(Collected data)
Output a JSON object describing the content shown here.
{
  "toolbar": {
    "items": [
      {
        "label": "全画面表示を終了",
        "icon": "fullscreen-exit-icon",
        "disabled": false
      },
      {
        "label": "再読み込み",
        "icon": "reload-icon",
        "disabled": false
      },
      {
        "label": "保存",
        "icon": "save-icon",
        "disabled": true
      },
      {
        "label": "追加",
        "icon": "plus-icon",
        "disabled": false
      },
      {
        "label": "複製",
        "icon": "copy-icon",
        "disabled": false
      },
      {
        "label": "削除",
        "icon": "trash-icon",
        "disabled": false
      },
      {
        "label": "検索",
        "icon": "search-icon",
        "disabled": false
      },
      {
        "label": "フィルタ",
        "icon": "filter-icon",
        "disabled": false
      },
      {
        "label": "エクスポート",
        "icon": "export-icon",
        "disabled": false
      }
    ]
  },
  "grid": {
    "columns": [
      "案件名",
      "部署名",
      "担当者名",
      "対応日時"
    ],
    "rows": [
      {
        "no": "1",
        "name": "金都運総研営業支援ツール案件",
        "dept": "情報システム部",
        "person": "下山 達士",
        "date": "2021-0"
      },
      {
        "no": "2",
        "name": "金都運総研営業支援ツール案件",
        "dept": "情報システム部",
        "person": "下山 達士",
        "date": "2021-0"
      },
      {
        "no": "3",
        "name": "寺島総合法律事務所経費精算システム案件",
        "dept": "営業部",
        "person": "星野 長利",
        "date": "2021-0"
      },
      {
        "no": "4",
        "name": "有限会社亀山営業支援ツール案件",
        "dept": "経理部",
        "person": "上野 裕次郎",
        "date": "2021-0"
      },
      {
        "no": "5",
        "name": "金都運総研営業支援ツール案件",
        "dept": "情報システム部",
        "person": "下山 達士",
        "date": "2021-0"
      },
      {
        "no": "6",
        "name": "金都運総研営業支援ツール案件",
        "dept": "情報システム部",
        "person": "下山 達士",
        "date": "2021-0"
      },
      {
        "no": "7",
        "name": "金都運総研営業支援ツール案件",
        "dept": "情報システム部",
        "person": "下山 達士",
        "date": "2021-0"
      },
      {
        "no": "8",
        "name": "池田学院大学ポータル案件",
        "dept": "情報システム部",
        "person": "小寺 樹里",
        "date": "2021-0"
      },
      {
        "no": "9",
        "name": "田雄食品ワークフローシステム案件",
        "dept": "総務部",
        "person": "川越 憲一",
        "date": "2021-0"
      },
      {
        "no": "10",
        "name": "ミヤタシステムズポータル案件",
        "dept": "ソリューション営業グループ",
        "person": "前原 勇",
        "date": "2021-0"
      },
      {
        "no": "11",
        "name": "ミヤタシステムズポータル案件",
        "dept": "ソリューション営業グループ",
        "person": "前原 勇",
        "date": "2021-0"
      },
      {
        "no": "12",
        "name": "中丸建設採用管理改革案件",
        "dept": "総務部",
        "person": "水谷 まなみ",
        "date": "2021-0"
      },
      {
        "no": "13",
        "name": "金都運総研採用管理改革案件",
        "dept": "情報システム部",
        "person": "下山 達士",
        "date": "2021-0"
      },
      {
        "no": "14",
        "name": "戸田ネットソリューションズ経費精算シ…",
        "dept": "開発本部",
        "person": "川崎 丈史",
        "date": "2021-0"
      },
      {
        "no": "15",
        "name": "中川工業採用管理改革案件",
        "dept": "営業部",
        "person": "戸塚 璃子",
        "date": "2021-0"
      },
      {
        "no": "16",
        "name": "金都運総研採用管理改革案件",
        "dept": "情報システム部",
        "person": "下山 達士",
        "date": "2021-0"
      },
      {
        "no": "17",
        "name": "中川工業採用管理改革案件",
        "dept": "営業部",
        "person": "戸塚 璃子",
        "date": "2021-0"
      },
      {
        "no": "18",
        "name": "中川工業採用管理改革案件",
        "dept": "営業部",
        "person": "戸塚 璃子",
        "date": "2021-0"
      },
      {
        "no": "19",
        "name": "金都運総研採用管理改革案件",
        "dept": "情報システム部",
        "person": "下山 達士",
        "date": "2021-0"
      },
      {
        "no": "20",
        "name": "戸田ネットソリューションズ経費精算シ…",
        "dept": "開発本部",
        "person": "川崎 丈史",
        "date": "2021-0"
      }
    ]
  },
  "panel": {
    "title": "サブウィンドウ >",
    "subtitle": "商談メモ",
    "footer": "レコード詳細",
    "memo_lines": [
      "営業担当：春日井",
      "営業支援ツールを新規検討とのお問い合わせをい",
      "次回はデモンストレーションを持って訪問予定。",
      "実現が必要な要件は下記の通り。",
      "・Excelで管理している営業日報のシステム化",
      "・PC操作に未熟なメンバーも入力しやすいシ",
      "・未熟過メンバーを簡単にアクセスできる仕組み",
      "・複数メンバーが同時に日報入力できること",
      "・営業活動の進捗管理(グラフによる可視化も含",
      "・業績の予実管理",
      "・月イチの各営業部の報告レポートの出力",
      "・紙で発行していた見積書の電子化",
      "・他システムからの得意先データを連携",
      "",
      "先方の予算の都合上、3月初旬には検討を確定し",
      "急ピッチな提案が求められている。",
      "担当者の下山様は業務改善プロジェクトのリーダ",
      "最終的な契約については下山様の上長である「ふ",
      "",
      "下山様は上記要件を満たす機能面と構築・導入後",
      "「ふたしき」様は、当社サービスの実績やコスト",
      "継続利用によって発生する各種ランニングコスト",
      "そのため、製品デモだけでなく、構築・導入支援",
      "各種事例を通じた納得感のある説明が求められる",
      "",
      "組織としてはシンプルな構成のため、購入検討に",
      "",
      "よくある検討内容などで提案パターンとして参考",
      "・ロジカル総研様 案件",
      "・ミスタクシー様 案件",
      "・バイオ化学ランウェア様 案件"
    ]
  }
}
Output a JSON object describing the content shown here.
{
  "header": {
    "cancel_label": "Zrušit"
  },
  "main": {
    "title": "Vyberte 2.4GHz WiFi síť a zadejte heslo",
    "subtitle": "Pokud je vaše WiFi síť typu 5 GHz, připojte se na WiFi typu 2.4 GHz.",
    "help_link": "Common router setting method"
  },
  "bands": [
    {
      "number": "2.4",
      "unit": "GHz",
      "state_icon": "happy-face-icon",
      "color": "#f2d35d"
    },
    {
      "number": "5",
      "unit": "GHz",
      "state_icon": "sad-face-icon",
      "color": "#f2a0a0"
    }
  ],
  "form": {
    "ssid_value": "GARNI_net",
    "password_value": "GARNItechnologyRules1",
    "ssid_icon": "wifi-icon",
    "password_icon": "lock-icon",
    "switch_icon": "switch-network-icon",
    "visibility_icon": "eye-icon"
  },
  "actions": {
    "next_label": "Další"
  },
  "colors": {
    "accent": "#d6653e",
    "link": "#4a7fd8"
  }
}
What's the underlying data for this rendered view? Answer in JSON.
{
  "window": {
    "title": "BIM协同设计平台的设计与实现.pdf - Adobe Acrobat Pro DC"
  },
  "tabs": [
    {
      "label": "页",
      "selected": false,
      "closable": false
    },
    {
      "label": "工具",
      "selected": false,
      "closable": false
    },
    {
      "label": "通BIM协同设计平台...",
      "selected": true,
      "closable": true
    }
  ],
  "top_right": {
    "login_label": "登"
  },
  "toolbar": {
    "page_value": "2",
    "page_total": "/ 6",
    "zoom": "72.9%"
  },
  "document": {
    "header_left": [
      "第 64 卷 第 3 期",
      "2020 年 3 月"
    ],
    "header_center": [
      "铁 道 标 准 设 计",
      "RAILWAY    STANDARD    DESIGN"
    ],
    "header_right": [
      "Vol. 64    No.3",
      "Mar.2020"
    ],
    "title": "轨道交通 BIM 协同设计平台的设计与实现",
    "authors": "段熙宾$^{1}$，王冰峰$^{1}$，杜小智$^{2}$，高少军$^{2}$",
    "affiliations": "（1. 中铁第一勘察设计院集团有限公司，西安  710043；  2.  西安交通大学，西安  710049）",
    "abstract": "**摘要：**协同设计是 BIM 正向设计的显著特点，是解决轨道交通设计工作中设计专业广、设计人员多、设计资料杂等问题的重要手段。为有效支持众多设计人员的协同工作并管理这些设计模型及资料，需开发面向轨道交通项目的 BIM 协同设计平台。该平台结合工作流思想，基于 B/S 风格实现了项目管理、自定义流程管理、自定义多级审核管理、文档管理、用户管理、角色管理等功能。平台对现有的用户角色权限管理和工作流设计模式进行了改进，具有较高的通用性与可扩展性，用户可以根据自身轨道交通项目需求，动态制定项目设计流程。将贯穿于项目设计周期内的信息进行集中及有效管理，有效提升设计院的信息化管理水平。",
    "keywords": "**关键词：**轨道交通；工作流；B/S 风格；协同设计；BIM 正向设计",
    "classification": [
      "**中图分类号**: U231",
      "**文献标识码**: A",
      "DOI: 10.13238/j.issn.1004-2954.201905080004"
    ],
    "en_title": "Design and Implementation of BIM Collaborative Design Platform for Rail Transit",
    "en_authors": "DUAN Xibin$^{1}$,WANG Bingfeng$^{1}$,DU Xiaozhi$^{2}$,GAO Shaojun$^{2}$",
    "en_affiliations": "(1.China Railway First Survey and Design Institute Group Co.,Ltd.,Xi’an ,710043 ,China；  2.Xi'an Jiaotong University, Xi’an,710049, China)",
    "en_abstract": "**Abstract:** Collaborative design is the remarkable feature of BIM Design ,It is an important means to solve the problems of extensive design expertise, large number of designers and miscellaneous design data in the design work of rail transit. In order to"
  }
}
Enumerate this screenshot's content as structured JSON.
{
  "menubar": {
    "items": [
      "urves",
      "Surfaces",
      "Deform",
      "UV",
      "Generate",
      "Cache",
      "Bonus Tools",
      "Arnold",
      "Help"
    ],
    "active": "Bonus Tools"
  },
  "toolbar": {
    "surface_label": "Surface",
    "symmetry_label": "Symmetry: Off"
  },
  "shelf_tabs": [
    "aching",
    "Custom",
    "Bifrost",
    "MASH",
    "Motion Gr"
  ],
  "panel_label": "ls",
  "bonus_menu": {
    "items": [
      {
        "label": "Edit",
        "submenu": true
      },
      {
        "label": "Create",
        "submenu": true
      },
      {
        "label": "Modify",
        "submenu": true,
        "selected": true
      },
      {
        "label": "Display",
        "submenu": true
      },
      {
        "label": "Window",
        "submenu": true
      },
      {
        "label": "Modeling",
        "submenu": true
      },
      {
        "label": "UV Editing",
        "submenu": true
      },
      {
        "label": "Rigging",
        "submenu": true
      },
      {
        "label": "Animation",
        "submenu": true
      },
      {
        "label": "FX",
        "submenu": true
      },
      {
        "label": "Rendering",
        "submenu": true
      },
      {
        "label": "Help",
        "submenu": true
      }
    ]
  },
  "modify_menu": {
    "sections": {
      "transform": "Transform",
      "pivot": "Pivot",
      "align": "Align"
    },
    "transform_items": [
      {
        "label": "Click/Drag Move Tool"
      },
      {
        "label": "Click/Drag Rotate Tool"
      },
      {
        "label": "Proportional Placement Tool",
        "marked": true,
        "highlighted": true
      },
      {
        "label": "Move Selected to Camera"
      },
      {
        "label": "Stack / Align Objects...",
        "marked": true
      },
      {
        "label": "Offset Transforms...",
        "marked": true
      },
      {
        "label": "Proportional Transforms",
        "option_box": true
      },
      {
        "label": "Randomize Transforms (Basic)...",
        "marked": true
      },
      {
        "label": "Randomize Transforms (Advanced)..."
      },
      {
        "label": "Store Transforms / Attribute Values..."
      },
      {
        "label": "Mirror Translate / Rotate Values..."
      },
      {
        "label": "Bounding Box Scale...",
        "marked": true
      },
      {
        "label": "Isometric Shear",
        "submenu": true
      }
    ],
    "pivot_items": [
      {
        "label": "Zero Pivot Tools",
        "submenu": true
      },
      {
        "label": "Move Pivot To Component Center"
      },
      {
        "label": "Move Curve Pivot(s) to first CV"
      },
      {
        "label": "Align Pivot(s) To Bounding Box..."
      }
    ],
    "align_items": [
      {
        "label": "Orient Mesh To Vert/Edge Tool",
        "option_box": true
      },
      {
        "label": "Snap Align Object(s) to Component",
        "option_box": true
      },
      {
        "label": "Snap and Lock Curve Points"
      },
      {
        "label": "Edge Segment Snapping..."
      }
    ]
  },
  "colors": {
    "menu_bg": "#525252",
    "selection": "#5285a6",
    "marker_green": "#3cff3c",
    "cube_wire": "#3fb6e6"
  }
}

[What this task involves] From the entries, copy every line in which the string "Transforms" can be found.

[Written reply]
        "label": "Offset Transforms...",
        "label": "Proportional Transforms",
        "label": "Randomize Transforms (Basic)...",
        "label": "Randomize Transforms (Advanced)..."
        "label": "Store Transforms / Attribute Values..."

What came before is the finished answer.